As an adolescent iconoclast, I was inspired by Narendra Datta’s scepticism towards faith. I told my parents, who were terribly disturbed by my atheism, that while Naren’s arguments were plausible, how Ramakrishna Paramahansa responded to such logic was a matter of faith. “How can I be sure about what you say Ramakrishna made him see?” I shot back not only at my parents but also at several elderly people they referred me to with the belief that I needed some serious counselling. Finally, the elders would resort to a cliché: “You are too young and immature to understand what we say.”
After years I realised that the journey from Narendra to Vivekananda was one’s own. You cannot convince somebody through debates. You cannot transmit the experience either ― unless you are that evolved a soul. And yet you can persuade people with arguments once you have arrived, provided it’s a real-life interaction and not an interface between a writer and his readers or a speaker and his audience. Study Swami Vivekananda’s exchanges with cynics, and you see that the interlocutors were always speaking one-on-one, face-to-face.
Ergo, what transmits is the confidence; these are vibes that pervade; if you are sure, it’s your trust that permeates through the membrane of disbelief, penetrates the listener, fills and absorbs him. Thereafter, he is as certain as you are cocksure.
But there is a realm beyond this intimate circle of speaker and listener where dwell naysayers. They are a legion. It does not matter. Why would you be concerned with the number of followers of your faith, especially when yours is not a religion? As said before, none other than Narendra Datta himself could have traversed his journey on his behalf to emerge as Swami Vivekananda. It’s a caterpillar-to-butterfly story. Millions of caterpillars cannot get into one cocoon, form a unified pupa and come out as a collective butterfly. Sorry, Buddha, “sangham sharaNam gachchhAmi” does not work. A crowd can at best agree; it cannot feel and live the discourse.
I realised it all over again at work and, more so, during my stint in activism. If one of the reasons that India cannot witness a revolution is the nation’s passivism, the other reason is what you see across the world: there is no dharma of society as a whole. Few, very few are spiritual ― even less than those who are ethical. So, at the heat of the moment ― Anna Hazare’s 2011, for example ― the society is ready to do anything, embracing several evils, big and small, for a Utopia. Thus, while India has never seen a revolution, the revolutions in the West, from French to Russian, finally failed to deliver as well. Sorry, Deendayal Upadhyaya, Sangh and their followers. There, you fall, too. Within a timeframe, there is no Integral Humanism. The sages see through the machinations and shenanigans of the demagogues first. The crowd realises its folly years, decades and centuries later.

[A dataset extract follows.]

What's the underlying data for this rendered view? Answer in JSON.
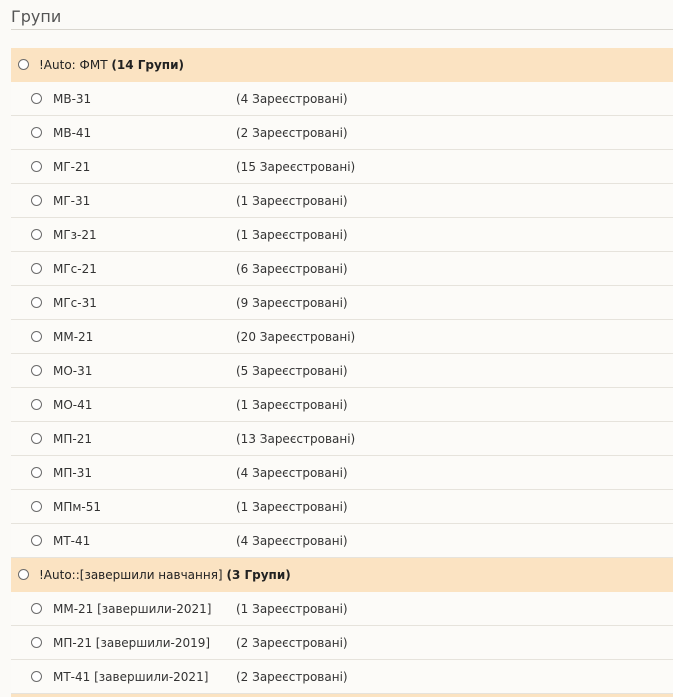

In an office, it is worse. Because business, while being necessary for the economy and the individual alike, is a manifestation of materialism, which comes with a fair share of compromises with ethics. You do things wrong, knowing they are wrong. For competition with colleagues before competing in the market. You are an animal out to prove Darwin’s Survival of the Fittest.
Ditto in politics. Within a party, you have greater enemies than those outside it.
But Vivekananda lives. For, his idea was not a revolution, not a business, not a stupid belief that an organisation can have such membership where 100% are devoted to a common goal, brushing aside mutual differences. At best, when the idea was re-established, a general agreement with the ideal spread across the nation. Yet without turning the whole nation as enlightened as the swami. His was an act of reiterating and underscoring the eternal reality after delving deep into it all on his own, with his guru as the catalyst. That mettle is rare, though. If you have it in you, you will have to walk that road all by yourself.
The best tribute to Swami Vivekananda is the realisation that you are a struggling, unsure, cynical Narendra Datta who has an individual journey to undertake.